Start of Listed entries

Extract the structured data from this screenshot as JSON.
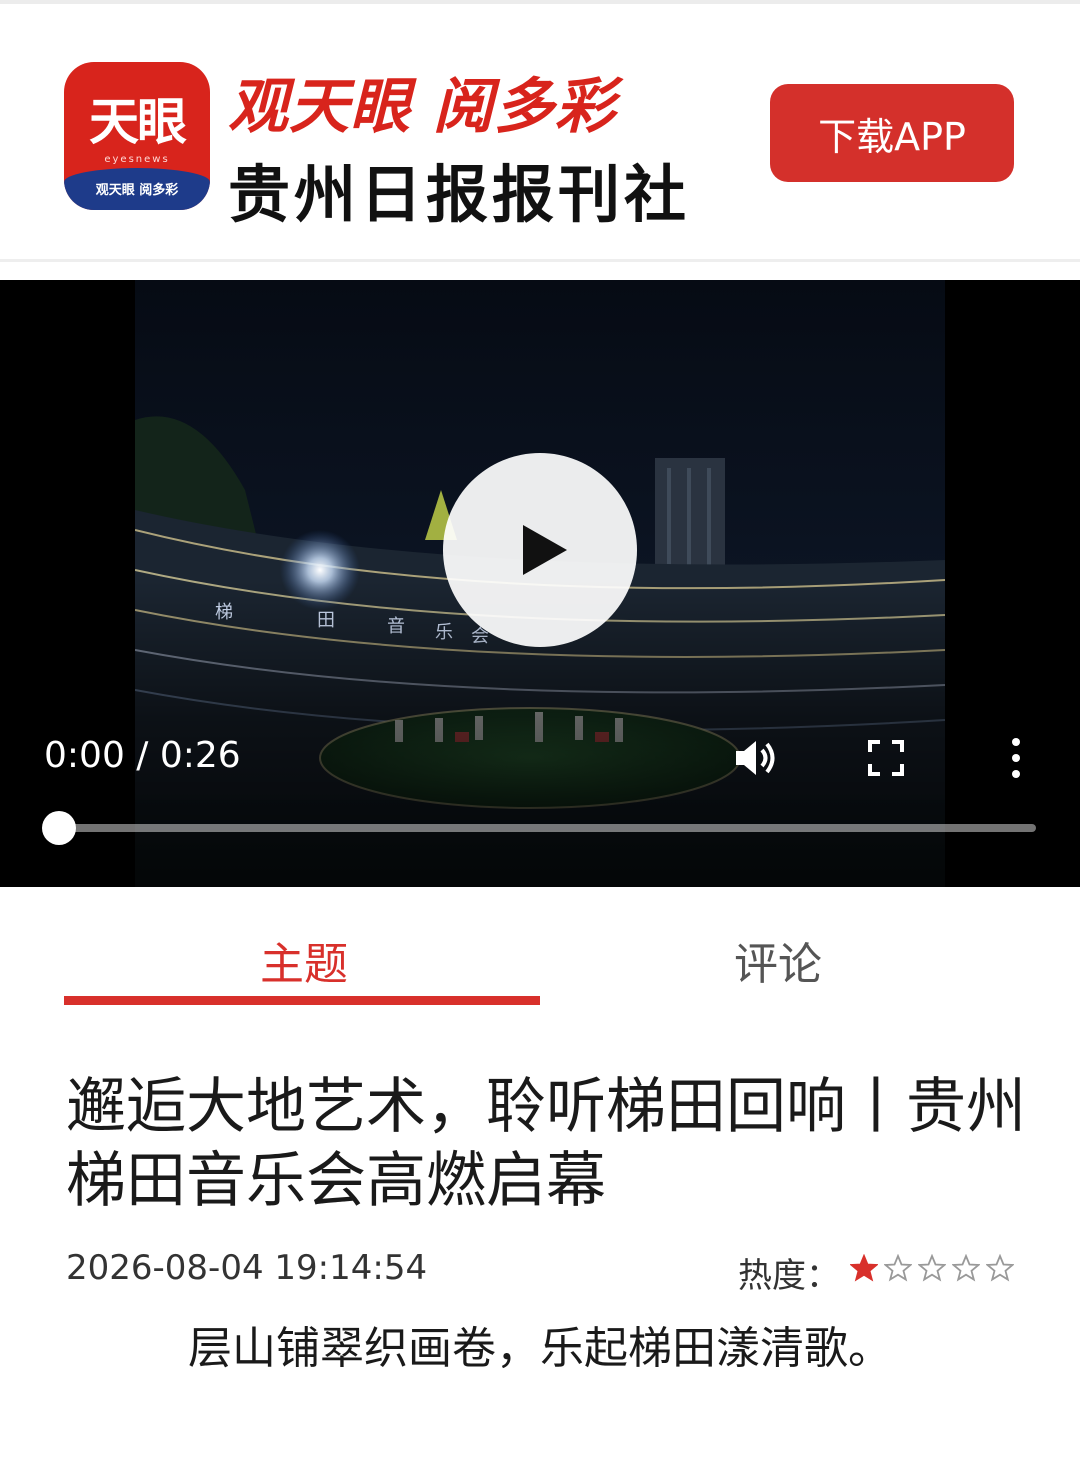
{
  "header": {
    "logo_text": "天眼",
    "logo_subtext": "eyesnews",
    "logo_band_text": "观天眼 阅多彩",
    "slogan": "观天眼  阅多彩",
    "org_name": "贵州日报报刊社",
    "download_label": "下载APP",
    "brand_color": "#d8241c"
  },
  "video": {
    "current_time": "0:00",
    "duration": "0:26",
    "time_display": "0:00 / 0:26",
    "progress": 0,
    "scene_banner_chars": [
      "梯",
      "田",
      "音",
      "乐",
      "会"
    ],
    "icons": [
      "play-icon",
      "volume-icon",
      "fullscreen-icon",
      "more-vertical-icon"
    ]
  },
  "tabs": [
    {
      "label": "主题",
      "active": true
    },
    {
      "label": "评论",
      "active": false
    }
  ],
  "article": {
    "title": "邂逅大地艺术，聆听梯田回响丨贵州梯田音乐会高燃启幕",
    "date": "2026-08-04 19:14:54",
    "heat_label": "热度：",
    "heat_rating": 1,
    "heat_max": 5,
    "intro": "层山铺翠织画卷，乐起梯田漾清歌。",
    "accent_color": "#d8302b"
  }
}
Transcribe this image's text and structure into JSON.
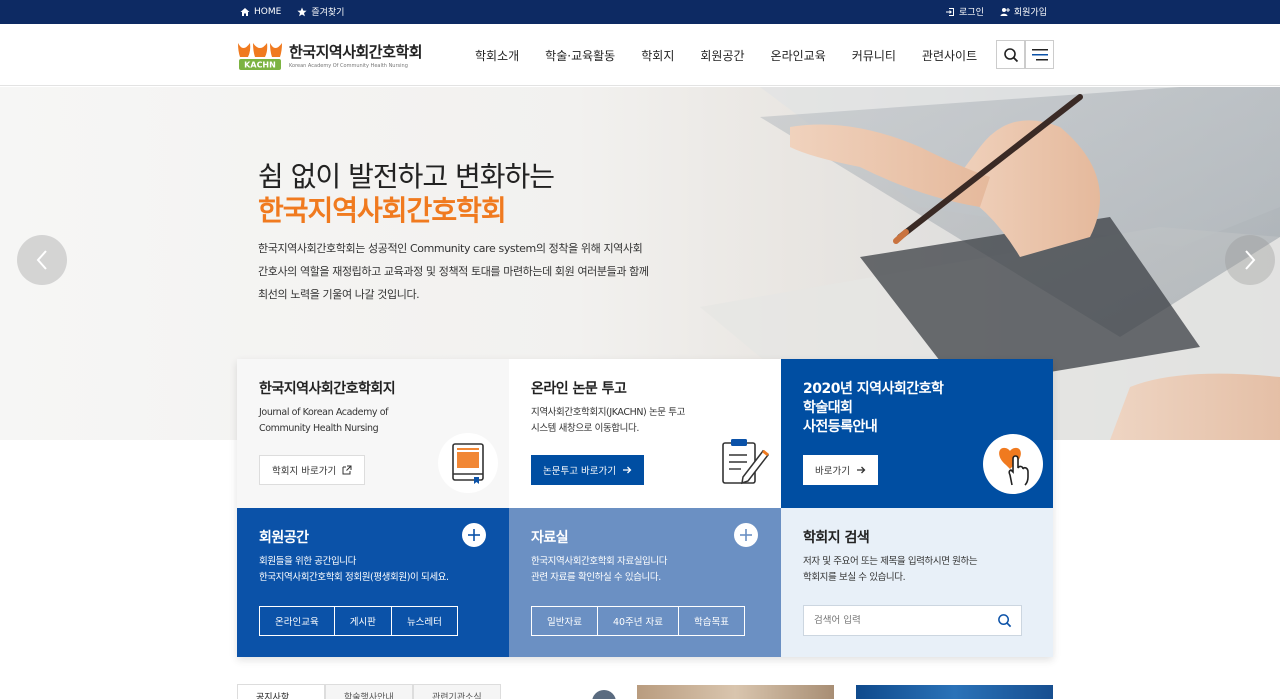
{
  "topbar": {
    "home": "HOME",
    "bookmark": "즐겨찾기",
    "login": "로그인",
    "join": "회원가입"
  },
  "logo": {
    "name": "한국지역사회간호학회",
    "en": "Korean Academy Of Community Health Nursing",
    "mark_text": "KACHN"
  },
  "nav": {
    "items": [
      "학회소개",
      "학술·교육활동",
      "학회지",
      "회원공간",
      "온라인교육",
      "커뮤니티",
      "관련사이트"
    ]
  },
  "hero": {
    "line1": "쉼 없이 발전하고 변화하는",
    "line2": "한국지역사회간호학회",
    "desc_lines": [
      "한국지역사회간호학회는 성공적인 Community care system의 정착을 위해 지역사회",
      "간호사의 역할을 재정립하고 교육과정 및 정책적 토대를 마련하는데 회원 여러분들과 함께",
      "최선의 노력을 기울여 나갈 것입니다."
    ]
  },
  "cards": {
    "journal": {
      "title": "한국지역사회간호학회지",
      "text_lines": [
        "Journal of Korean Academy of",
        "Community Health Nursing"
      ],
      "button": "학회지 바로가기"
    },
    "submit": {
      "title": "온라인 논문 투고",
      "text_lines": [
        "지역사회간호학회지(JKACHN) 논문 투고",
        "시스템 새창으로 이동합니다."
      ],
      "button": "논문투고 바로가기"
    },
    "conference": {
      "title_lines": [
        "2020년 지역사회간호학",
        "학술대회",
        "사전등록안내"
      ],
      "button": "바로가기"
    },
    "members": {
      "title": "회원공간",
      "text_lines": [
        "회원들을 위한 공간입니다",
        "한국지역사회간호학회 정회원(평생회원)이 되세요."
      ],
      "tabs": [
        "온라인교육",
        "게시판",
        "뉴스레터"
      ]
    },
    "archive": {
      "title": "자료실",
      "text_lines": [
        "한국지역사회간호학회 자료실입니다",
        "관련 자료를 확인하실 수 있습니다."
      ],
      "tabs": [
        "일반자료",
        "40주년 자료",
        "학습목표"
      ]
    },
    "search": {
      "title": "학회지 검색",
      "text_lines": [
        "저자 및 주요어 또는 제목을 입력하시면 원하는",
        "학회지를 보실 수 있습니다."
      ],
      "placeholder": "검색어 입력"
    }
  },
  "bottom": {
    "tabs": [
      "공지사항",
      "학술행사안내",
      "관련기관소식"
    ]
  },
  "colors": {
    "navy": "#0d2a63",
    "accent_orange": "#f07a1f",
    "primary_blue": "#004ea2",
    "light_blue": "#6b90c3"
  }
}
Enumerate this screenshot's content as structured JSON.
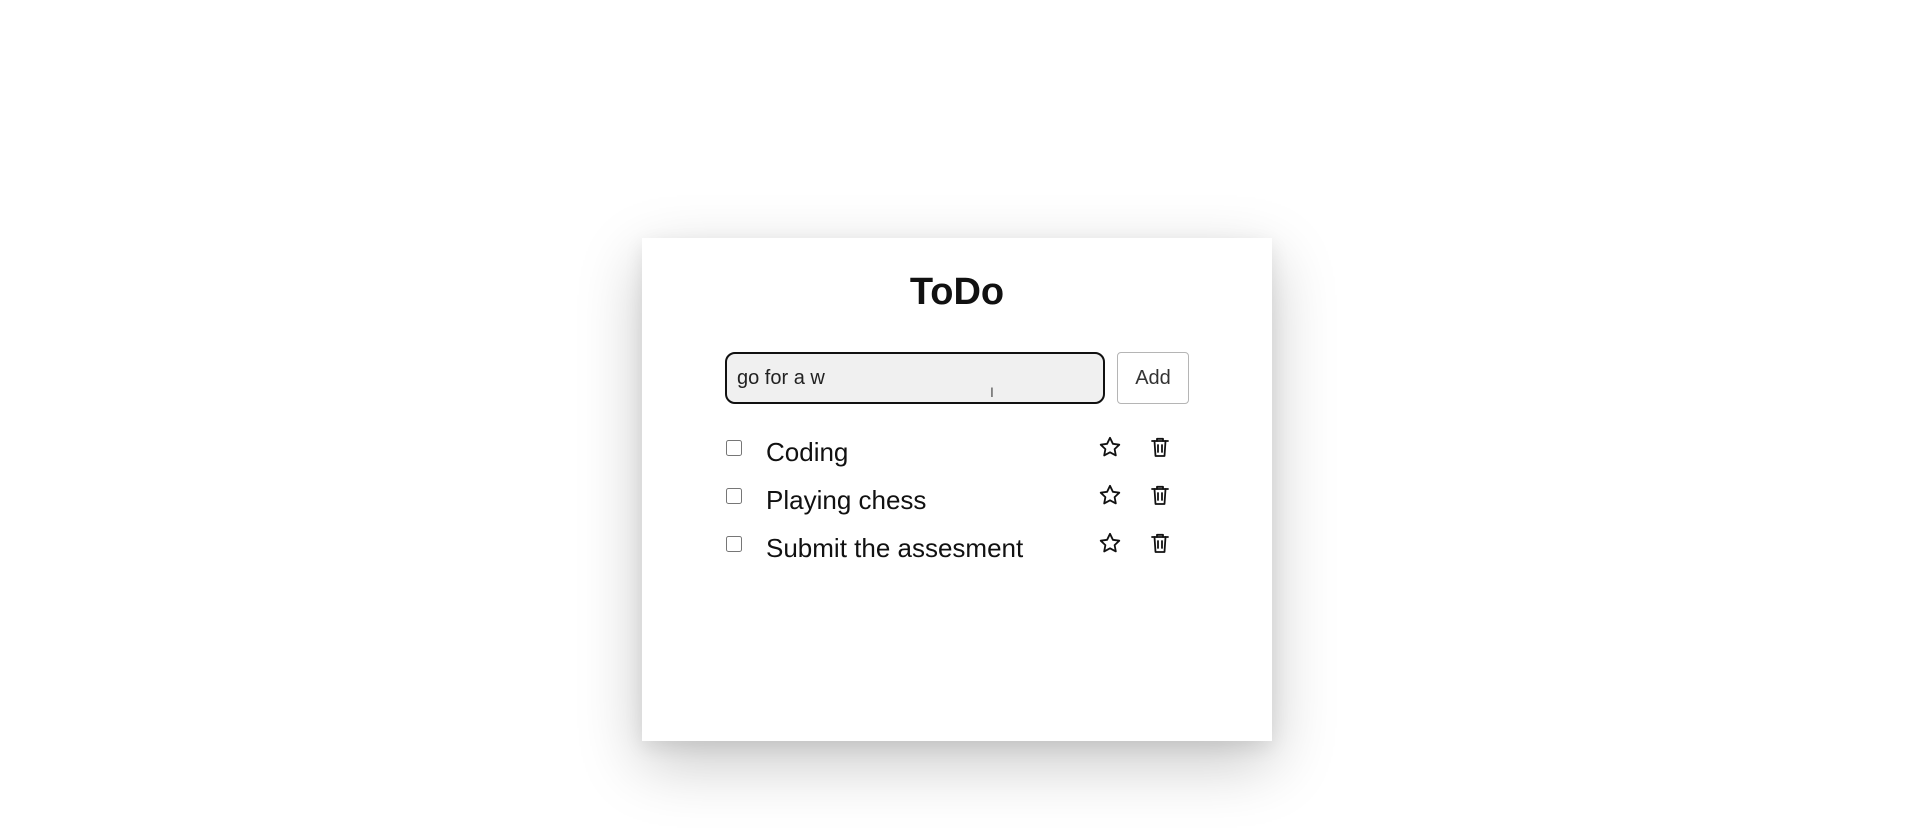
{
  "app": {
    "title": "ToDo"
  },
  "input": {
    "value": "go for a w",
    "placeholder": ""
  },
  "buttons": {
    "add_label": "Add"
  },
  "todos": [
    {
      "label": "Coding",
      "checked": false,
      "star_icon": "star-icon",
      "trash_icon": "trash-icon"
    },
    {
      "label": "Playing chess",
      "checked": false,
      "star_icon": "star-icon",
      "trash_icon": "trash-icon"
    },
    {
      "label": "Submit the assesment",
      "checked": false,
      "star_icon": "star-icon",
      "trash_icon": "trash-icon"
    }
  ],
  "colors": {
    "background": "#ffffff",
    "card": "#ffffff",
    "text": "#111111",
    "input_background": "#f0f0f0",
    "input_border": "#111111",
    "button_border": "#b5b5b5"
  }
}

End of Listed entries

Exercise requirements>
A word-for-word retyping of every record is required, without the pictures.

Your response>
Extract the structured data from this screenshot as JSON.
{
  "header": {
    "logo_text": "天眼",
    "logo_subtext": "eyesnews",
    "logo_band_text": "观天眼 阅多彩",
    "slogan": "观天眼  阅多彩",
    "org_name": "贵州日报报刊社",
    "download_label": "下载APP",
    "brand_color": "#d8241c"
  },
  "video": {
    "current_time": "0:00",
    "duration": "0:26",
    "time_display": "0:00 / 0:26",
    "progress": 0,
    "scene_banner_chars": [
      "梯",
      "田",
      "音",
      "乐",
      "会"
    ],
    "icons": [
      "play-icon",
      "volume-icon",
      "fullscreen-icon",
      "more-vertical-icon"
    ]
  },
  "tabs": [
    {
      "label": "主题",
      "active": true
    },
    {
      "label": "评论",
      "active": false
    }
  ],
  "article": {
    "title": "邂逅大地艺术，聆听梯田回响丨贵州梯田音乐会高燃启幕",
    "date": "2026-08-04 19:14:54",
    "heat_label": "热度：",
    "heat_rating": 1,
    "heat_max": 5,
    "intro": "层山铺翠织画卷，乐起梯田漾清歌。",
    "accent_color": "#d8302b"
  }
}
Transcribe this image's text and structure into JSON.
{
  "topbar": {
    "home": "HOME",
    "bookmark": "즐겨찾기",
    "login": "로그인",
    "join": "회원가입"
  },
  "logo": {
    "name": "한국지역사회간호학회",
    "en": "Korean Academy Of Community Health Nursing",
    "mark_text": "KACHN"
  },
  "nav": {
    "items": [
      "학회소개",
      "학술·교육활동",
      "학회지",
      "회원공간",
      "온라인교육",
      "커뮤니티",
      "관련사이트"
    ]
  },
  "hero": {
    "line1": "쉼 없이 발전하고 변화하는",
    "line2": "한국지역사회간호학회",
    "desc_lines": [
      "한국지역사회간호학회는 성공적인 Community care system의 정착을 위해 지역사회",
      "간호사의 역할을 재정립하고 교육과정 및 정책적 토대를 마련하는데 회원 여러분들과 함께",
      "최선의 노력을 기울여 나갈 것입니다."
    ]
  },
  "cards": {
    "journal": {
      "title": "한국지역사회간호학회지",
      "text_lines": [
        "Journal of Korean Academy of",
        "Community Health Nursing"
      ],
      "button": "학회지 바로가기"
    },
    "submit": {
      "title": "온라인 논문 투고",
      "text_lines": [
        "지역사회간호학회지(JKACHN) 논문 투고",
        "시스템 새창으로 이동합니다."
      ],
      "button": "논문투고 바로가기"
    },
    "conference": {
      "title_lines": [
        "2020년 지역사회간호학",
        "학술대회",
        "사전등록안내"
      ],
      "button": "바로가기"
    },
    "members": {
      "title": "회원공간",
      "text_lines": [
        "회원들을 위한 공간입니다",
        "한국지역사회간호학회 정회원(평생회원)이 되세요."
      ],
      "tabs": [
        "온라인교육",
        "게시판",
        "뉴스레터"
      ]
    },
    "archive": {
      "title": "자료실",
      "text_lines": [
        "한국지역사회간호학회 자료실입니다",
        "관련 자료를 확인하실 수 있습니다."
      ],
      "tabs": [
        "일반자료",
        "40주년 자료",
        "학습목표"
      ]
    },
    "search": {
      "title": "학회지 검색",
      "text_lines": [
        "저자 및 주요어 또는 제목을 입력하시면 원하는",
        "학회지를 보실 수 있습니다."
      ],
      "placeholder": "검색어 입력"
    }
  },
  "bottom": {
    "tabs": [
      "공지사항",
      "학술행사안내",
      "관련기관소식"
    ]
  },
  "colors": {
    "navy": "#0d2a63",
    "accent_orange": "#f07a1f",
    "primary_blue": "#004ea2",
    "light_blue": "#6b90c3"
  }
}
Enumerate this screenshot's content as structured JSON.
{
  "app": {
    "title": "ToDo"
  },
  "input": {
    "value": "go for a w",
    "placeholder": ""
  },
  "buttons": {
    "add_label": "Add"
  },
  "todos": [
    {
      "label": "Coding",
      "checked": false,
      "star_icon": "star-icon",
      "trash_icon": "trash-icon"
    },
    {
      "label": "Playing chess",
      "checked": false,
      "star_icon": "star-icon",
      "trash_icon": "trash-icon"
    },
    {
      "label": "Submit the assesment",
      "checked": false,
      "star_icon": "star-icon",
      "trash_icon": "trash-icon"
    }
  ],
  "colors": {
    "background": "#ffffff",
    "card": "#ffffff",
    "text": "#111111",
    "input_background": "#f0f0f0",
    "input_border": "#111111",
    "button_border": "#b5b5b5"
  }
}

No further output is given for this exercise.